If football is not for you, there are plenty of other sports happening in Madrid. Basketball is hugely popular here, along with cycling, tennis and, of course, bullfighting.
Food and Drink in Madrid
The Spanish structure their days very differently from those in the UK or USA. Everything happens much later in the day, so don’t expect to experience much life in the capital before 10 am. Although keen photographers will be eager to capture imagery in that blissful morning light, most attractions will not open until mid-morning.
The atmosphere in Madrid is very relaxed, and you will never feel rushed to leave a bar or a restaurant. Service can be slow but friendly, and mealtimes are a social event that should be savoured rather than rushed. I would recommend making dinner reservations no earlier than 9 pm. Arriving before this, you may find yourself alone in an empty restaurant.
The food, however, is a massive part of the culture in Madrid – the city is every foodie’s dream! Therefore, it is typical to receive small tapas dishes when ordering alcoholic drinks, often small meat and cheese plates. The city can be tricky to navigate as a vegetarian, with most local cuisine centred around meat dishes, especially pork. However, many vegan and veggie restaurants are popping up, such as La Encomienda and Level Veggie Bistro

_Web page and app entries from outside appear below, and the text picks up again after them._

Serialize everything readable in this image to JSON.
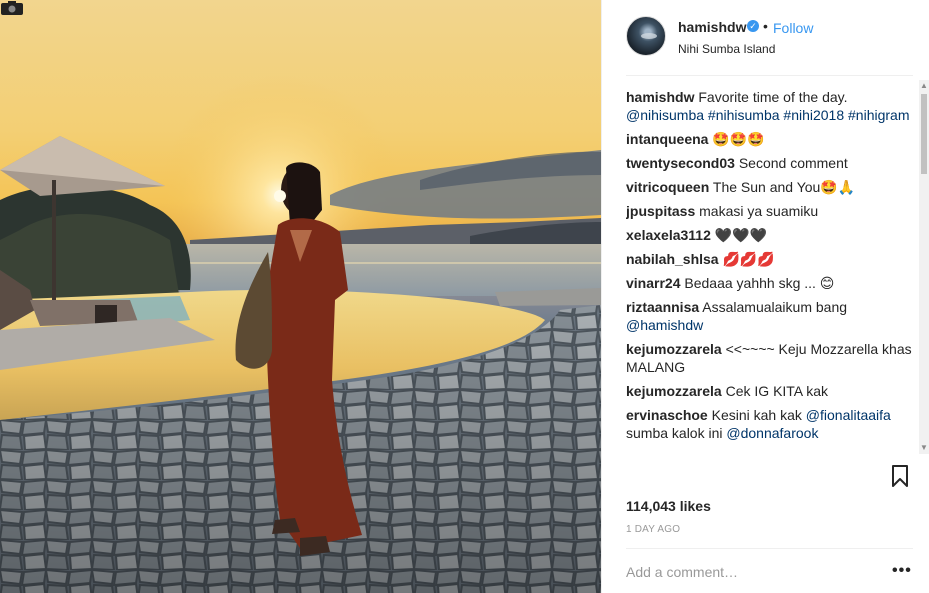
{
  "post": {
    "username": "hamishdw",
    "follow_label": "Follow",
    "location": "Nihi Sumba Island",
    "separator": "•",
    "likes": "114,043 likes",
    "time": "1 DAY AGO",
    "add_comment_placeholder": "Add a comment…",
    "more_label": "•••"
  },
  "caption": {
    "user": "hamishdw",
    "text": "Favorite time of the day.",
    "tags": "@nihisumba #nihisumba #nihi2018 #nihigram"
  },
  "comments": [
    {
      "user": "intanqueena",
      "text": "🤩🤩🤩"
    },
    {
      "user": "twentysecond03",
      "text": "Second comment"
    },
    {
      "user": "vitricoqueen",
      "text": "The Sun and You🤩🙏"
    },
    {
      "user": "jpuspitass",
      "text": "makasi ya suamiku"
    },
    {
      "user": "xelaxela3112",
      "text": "🖤🖤🖤"
    },
    {
      "user": "nabilah_shlsa",
      "text": "💋💋💋"
    },
    {
      "user": "vinarr24",
      "text": "Bedaaa yahhh skg ... 😊"
    },
    {
      "user": "riztaannisa",
      "text": "Assalamualaikum bang",
      "tag": "@hamishdw"
    },
    {
      "user": "kejumozzarela",
      "text": "<<~~~~ Keju Mozzarella khas MALANG"
    },
    {
      "user": "kejumozzarela",
      "text": "Cek IG KITA kak"
    },
    {
      "user": "ervinaschoe",
      "text": "Kesini kah kak",
      "tag": "@fionalitaaifa",
      "text2": "sumba kalok ini",
      "tag2": "@donnafarook"
    }
  ],
  "icons": {
    "verified": "verified-badge-icon",
    "bookmark": "bookmark-icon",
    "camera": "camera-icon",
    "more": "more-options-icon"
  },
  "colors": {
    "link_blue": "#3897f0",
    "tag_blue": "#003569",
    "muted": "#999999"
  }
}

Three Days in Madrid – FAQs
When Is the Best Time to Visit Madrid?
The warmest months in Madrid are June through to September, where the days are long, sunny, and rarely dip below 20°C. However, these are also the busiest and most expensive months. I visited in April, and it was perfect. The city was bustling with domestic tourists, and the weather hovered around a pleasant 15°C. So, consider April, May, or even October for a slightly calmer and more affordable trip.
How Do I Get From the Airport?

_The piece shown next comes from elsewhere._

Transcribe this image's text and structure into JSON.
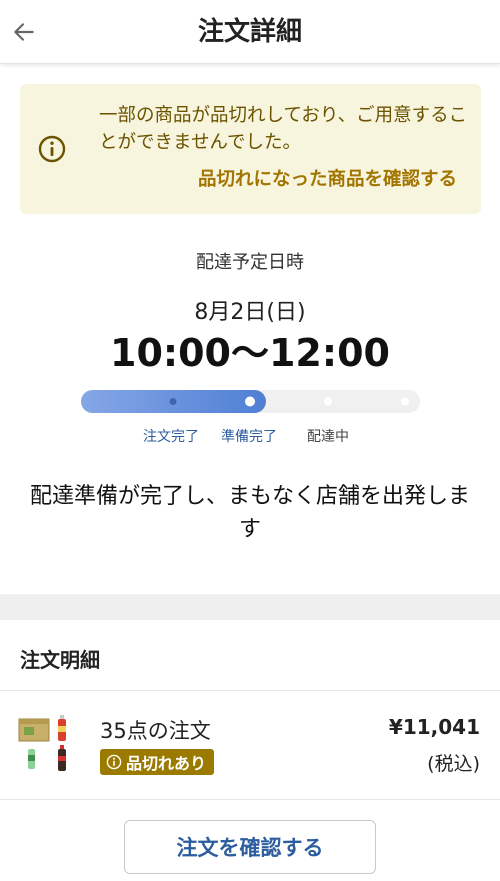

It is very easy to get from the airport to your hotel in central Madrid. The metro system is extensive and easy to navigate. Tickets can be purchased from the machines at the metro system inside the airport and costs just €5 per person. A taxi will cost around €40.
How Expensive Is Madrid?
As with most cities, Madrid is as expensive as you want to make it. However, it is a highly walkable city so you do not need to spend much on transportation. Food and alcohol will likely be your most significant expense. Expect to pay around €100 for a two-course meal with wine for two at an excellent central location. However, there are many street food vendors where street food can be picked up for as little as €5.
Madrid Itinerary – How Many Days in Madrid?
Three days in Madrid is perfect for first-timers. It gives you enough time to hit all of the hot spots such as the Santiago Bernabéu Stadium, Retiro Park and the Royal Palace. However, if you’re planning on heading out of the city of day trips, 5 or 6 days would be ideal.
Cash or Card in Madrid?
Of course, almost everywhere will accept cash in Madrid. However, I used my trusty Monzo card. Be sure to have a few Euros with you for small payments such as tips. Otherwise, use your Monzo card to pay for everything without attracting a single overseas fee.
How Easy Is Madrid if I Don’t Speak Spanish?
Madrid is a metropolitan city, and many people in the town speak English. However, in lots of smaller cafes and restaurants, you will not find an English menu and should not rely on servers speaking English. Learn a few basic phrases and get comfortable with Google translate, and you will be absolutely fine.